Smartwatches are often criticised for their fiddly, hard to control interfaces. Now, a lab at Carnegie Mellon University has found a solution – a device that means the wearer's skin can be used as the touchscreen.
The Future Interfaces Group, part of the university, have created 'SkinTrack', which "enabled continuous tracking on the skin".
A ring, worn on the non-watch hand, emits a "high frequency AC signal" that connect to a sensing wristband, much like the strap of a traditional smartwatch, which is fitted with electrodes.
When the ring finger touches the watch-wearing hand, a signal is sent to the watch and allows wearers to navigate their device using their skin.
A number of commands are also possible - you can sign documents, for example, and tracing particular letters will bring up particular apps, for example ('E' for email or 'F' for Facebook). Users can also drag apps off of their device and onto their skin, creating "spatial shortcuts", as well as play games, using their finger and arm as controls.

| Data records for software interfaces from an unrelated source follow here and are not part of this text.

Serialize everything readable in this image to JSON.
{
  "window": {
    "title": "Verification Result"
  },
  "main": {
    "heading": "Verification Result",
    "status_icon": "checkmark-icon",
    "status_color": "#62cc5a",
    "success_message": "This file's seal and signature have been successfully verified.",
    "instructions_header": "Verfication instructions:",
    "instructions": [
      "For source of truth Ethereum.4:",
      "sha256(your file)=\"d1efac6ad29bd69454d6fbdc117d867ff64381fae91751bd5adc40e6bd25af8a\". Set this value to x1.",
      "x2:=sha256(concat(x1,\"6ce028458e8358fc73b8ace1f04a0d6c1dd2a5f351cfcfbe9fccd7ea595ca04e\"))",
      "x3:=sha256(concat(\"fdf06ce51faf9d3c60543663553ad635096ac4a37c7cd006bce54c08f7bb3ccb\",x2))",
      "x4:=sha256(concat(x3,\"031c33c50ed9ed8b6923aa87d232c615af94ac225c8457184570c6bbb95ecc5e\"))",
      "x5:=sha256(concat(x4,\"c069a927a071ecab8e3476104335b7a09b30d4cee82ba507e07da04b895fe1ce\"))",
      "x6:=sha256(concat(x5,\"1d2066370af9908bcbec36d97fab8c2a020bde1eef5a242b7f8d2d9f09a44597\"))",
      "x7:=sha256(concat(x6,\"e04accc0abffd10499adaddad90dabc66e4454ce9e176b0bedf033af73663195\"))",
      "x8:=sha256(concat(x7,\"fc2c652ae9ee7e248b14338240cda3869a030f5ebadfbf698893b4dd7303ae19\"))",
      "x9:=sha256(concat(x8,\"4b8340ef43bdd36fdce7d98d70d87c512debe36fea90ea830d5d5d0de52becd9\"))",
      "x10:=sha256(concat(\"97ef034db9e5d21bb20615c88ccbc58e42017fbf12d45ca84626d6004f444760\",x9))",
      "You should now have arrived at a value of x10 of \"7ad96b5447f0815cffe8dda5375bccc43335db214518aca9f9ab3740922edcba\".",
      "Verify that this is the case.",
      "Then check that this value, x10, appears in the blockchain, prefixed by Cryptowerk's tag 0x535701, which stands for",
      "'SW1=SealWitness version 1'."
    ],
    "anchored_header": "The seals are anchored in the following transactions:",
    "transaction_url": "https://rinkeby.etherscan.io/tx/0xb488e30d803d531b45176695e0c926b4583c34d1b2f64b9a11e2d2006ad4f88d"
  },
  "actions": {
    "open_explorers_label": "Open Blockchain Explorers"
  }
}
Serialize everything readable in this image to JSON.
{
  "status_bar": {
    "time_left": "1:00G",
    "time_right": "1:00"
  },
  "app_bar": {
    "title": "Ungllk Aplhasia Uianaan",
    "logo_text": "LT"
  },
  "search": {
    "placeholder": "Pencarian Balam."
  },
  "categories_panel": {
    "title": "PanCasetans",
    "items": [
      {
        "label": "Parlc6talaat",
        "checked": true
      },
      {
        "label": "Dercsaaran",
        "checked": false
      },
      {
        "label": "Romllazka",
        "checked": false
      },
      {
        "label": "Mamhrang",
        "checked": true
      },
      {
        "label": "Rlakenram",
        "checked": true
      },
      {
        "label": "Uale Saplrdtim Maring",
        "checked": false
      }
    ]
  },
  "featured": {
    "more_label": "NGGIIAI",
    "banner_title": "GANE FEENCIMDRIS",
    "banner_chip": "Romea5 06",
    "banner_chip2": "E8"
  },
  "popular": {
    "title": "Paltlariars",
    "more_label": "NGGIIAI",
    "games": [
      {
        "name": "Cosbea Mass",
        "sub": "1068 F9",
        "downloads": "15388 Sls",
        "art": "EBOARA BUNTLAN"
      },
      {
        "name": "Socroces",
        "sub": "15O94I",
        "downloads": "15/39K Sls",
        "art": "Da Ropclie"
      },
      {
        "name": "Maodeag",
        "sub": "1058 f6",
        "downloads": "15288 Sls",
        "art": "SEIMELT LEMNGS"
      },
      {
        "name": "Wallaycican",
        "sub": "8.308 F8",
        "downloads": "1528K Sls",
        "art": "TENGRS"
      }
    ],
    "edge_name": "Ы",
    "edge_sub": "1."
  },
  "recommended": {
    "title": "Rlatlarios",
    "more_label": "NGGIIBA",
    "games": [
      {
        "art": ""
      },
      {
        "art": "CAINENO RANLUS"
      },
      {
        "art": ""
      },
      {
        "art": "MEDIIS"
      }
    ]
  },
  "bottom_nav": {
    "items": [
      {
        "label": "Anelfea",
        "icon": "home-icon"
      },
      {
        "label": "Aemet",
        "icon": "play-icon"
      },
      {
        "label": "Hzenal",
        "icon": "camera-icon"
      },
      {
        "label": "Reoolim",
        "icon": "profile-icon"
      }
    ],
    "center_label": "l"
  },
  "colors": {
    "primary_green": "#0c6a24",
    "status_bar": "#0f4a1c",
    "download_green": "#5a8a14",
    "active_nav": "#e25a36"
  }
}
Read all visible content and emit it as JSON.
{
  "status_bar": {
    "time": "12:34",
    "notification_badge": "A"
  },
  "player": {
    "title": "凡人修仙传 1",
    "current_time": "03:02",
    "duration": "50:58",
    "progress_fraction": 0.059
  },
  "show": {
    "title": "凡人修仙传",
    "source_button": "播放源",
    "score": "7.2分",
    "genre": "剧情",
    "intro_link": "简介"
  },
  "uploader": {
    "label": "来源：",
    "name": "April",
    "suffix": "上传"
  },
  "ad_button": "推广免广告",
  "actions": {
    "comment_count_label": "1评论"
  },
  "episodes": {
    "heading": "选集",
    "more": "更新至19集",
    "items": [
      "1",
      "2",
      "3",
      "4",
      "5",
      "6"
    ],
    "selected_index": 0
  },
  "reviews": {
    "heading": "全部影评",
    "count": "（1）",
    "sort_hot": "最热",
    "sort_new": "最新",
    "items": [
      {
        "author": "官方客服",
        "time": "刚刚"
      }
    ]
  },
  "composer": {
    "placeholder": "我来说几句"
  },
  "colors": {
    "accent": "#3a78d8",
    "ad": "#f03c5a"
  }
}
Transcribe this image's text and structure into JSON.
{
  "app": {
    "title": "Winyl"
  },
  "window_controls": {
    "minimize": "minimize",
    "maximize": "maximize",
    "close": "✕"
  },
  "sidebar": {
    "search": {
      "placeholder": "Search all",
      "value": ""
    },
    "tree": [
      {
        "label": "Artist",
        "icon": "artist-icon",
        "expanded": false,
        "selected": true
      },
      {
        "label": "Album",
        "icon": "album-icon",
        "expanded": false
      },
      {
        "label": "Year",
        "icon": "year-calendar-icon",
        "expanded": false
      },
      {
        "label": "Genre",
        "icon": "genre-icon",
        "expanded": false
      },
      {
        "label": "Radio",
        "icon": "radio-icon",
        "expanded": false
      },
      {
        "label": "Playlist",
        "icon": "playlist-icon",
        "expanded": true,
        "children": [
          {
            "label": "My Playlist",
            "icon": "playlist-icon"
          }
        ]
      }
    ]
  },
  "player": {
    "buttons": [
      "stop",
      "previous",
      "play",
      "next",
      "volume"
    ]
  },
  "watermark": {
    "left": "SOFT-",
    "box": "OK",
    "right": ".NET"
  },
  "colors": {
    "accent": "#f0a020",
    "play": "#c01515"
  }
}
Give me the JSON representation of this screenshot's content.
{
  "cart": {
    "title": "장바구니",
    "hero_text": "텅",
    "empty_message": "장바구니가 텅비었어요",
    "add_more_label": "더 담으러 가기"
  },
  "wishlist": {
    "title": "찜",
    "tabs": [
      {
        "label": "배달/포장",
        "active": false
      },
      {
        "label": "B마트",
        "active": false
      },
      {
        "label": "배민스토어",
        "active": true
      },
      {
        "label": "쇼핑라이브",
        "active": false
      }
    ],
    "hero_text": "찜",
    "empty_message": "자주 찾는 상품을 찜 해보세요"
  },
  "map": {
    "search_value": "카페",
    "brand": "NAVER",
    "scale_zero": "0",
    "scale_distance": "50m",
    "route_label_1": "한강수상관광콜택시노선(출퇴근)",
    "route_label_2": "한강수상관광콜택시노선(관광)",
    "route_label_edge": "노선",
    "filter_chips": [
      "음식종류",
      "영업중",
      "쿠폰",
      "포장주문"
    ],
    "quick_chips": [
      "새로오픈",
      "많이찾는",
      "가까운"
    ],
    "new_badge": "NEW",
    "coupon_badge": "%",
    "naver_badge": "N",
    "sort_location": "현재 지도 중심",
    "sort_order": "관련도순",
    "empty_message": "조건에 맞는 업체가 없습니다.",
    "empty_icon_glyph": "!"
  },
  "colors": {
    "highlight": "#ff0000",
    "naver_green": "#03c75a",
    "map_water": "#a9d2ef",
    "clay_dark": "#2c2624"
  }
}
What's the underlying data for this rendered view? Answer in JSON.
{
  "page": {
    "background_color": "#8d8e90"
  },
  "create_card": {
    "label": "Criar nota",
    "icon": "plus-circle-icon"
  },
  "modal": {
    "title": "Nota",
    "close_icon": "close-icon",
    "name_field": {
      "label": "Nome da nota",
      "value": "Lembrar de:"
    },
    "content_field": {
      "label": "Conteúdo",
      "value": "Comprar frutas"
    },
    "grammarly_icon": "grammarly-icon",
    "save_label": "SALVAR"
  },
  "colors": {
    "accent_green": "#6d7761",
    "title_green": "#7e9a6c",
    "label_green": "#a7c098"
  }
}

Though the tech is not yet available to buy, the team hope that it could be used in future development of smartwatches because it is "compact, non-invasive, low-cost and low-powered."
"We envision the technology being integrated into future smartwatches, supporting rich touch interactions beyond the confines of the small touchscreen," they say.
Similar tech has also been tested – earlier this year, a team from the University of Lancaster adapted a smartwatch so it could be controlled by gaze. Users looking at a small dot on the screen of their watch enabled them to control their device in the same way a physical tap or press would traditionally.